Each summer, Colgate students remain in the region to work as field school fellows with the Upstate Institute. The fellows work with a community, government, or non-profit partner to create and complete projects that will have a positive social, economic, cultural, or environmental impact on the upstate region.
Below are a few of the community partners and projects from the summer of 2006.
Colgate University Athletics
Sam Levy ’08 worked with economics professor Jill Tiefenthaler during the summer of 2006 to assess the economic impact of the creation of a second sheet of ice for the Colgate athletics program on the local community.
The Exhibition Alliance
Tim Hogarth ’06 worked with The Exhibition Alliance to create a comprehensive training guide in DVD format for preparators, those responsible for physically handling works of art in any way for a museum, from packing art for shipment to hanging shows. To produce the second training DVD, Tim traveled around the Upstate region to film a variety of museum professionals demonstrating and speaking about different skills that are important for preparators.
“The finished product is a 6-hour, 4-disc DVD set that I can proudly say I produced, edited, and directed. There is nothing else like it available to the museum field, and the hope is that these DVDs will help institutions to better train their preparators while also enhancing the knowledge of existing staff. The Exhibition Alliance received orders for the DVDs before they were even finished and they will soon be distributed on a national level through the American Association of Museums,” Tim said.
New York State Department of Environmental Conservation

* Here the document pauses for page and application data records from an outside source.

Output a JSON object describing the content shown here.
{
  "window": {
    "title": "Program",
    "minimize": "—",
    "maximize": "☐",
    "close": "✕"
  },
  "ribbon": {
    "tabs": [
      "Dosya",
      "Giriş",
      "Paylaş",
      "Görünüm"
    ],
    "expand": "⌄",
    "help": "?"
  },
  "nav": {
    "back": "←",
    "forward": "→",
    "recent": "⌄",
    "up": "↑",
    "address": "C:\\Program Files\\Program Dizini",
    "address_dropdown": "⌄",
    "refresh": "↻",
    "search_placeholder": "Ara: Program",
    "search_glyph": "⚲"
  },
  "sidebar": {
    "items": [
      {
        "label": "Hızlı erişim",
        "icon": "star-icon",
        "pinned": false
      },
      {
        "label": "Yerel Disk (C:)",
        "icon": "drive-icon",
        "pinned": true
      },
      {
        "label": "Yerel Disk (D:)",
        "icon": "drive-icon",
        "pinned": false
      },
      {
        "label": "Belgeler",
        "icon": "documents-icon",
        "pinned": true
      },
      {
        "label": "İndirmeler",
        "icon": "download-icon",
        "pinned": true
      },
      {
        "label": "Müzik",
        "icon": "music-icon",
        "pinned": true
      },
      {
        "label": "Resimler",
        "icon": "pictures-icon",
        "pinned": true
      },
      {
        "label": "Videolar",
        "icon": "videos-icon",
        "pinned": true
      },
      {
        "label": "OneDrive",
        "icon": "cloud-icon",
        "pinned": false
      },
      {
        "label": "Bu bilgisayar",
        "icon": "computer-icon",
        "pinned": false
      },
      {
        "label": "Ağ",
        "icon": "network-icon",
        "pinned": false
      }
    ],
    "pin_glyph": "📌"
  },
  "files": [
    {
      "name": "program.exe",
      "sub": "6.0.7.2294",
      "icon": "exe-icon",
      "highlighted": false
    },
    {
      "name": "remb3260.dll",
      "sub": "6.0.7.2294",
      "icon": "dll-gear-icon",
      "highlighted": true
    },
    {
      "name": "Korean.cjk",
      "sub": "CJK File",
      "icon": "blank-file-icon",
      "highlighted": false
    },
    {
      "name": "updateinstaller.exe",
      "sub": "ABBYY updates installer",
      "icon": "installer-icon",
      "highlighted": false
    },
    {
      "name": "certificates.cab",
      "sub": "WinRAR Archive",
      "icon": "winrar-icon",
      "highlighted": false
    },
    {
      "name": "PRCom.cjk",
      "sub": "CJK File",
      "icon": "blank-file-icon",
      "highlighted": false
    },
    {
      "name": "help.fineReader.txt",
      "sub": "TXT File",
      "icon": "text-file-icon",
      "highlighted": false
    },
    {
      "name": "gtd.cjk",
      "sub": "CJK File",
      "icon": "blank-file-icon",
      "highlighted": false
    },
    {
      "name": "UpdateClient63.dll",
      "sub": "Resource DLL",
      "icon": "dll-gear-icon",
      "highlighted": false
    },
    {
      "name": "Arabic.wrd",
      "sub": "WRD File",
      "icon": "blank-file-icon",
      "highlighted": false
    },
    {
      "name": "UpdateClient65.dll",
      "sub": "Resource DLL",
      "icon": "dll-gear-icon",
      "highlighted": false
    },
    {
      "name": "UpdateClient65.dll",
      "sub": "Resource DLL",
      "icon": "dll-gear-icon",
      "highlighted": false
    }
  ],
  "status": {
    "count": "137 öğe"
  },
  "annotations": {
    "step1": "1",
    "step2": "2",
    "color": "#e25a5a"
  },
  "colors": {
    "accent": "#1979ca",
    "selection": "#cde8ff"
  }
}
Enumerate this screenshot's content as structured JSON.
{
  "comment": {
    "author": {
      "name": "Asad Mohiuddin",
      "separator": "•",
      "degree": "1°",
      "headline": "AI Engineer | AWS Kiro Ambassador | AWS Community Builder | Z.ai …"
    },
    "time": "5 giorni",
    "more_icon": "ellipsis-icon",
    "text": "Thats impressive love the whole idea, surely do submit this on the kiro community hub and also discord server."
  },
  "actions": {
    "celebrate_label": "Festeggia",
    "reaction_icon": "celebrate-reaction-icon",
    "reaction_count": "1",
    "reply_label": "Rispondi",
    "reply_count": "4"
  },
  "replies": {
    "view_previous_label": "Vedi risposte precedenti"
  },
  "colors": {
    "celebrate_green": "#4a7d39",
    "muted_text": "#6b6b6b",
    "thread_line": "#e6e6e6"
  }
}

John Demler ’08 worked with Greg Owens at the New York State Department of Environmental Conservation in the summer of 2006. He created an inventory and evaluation of cultural resources at the Muller Hill State Forest, which comprises over 5400 acres of land near Georgetown, New York. The project focused on documentation and evaluation of 19th and 20th century home, farm and mill site located on 7,000 acres of state land. This inventory will be used in a unit management plan, which outlines longterm procedures for ensuring biodiversity, sustainable timber production, watershed protection, opportunities for public recreation, and cultural resource preservation.
Villages of Canastota and Chittenango
Matt Mills ’07 worked with the villages of Canastota and Chittenango to upgrade their wastewater treatment plants so that they can address issues raised by the EPA Clean Water Act and NYS Environmental Law requirements. Mills physically located sanitary and storm drains, laterals, manholes, and catch basins, identified their condition and scanned any existing plans or drawings into viewable graphic images to geo-referencing this data into a suitable GIS database information system.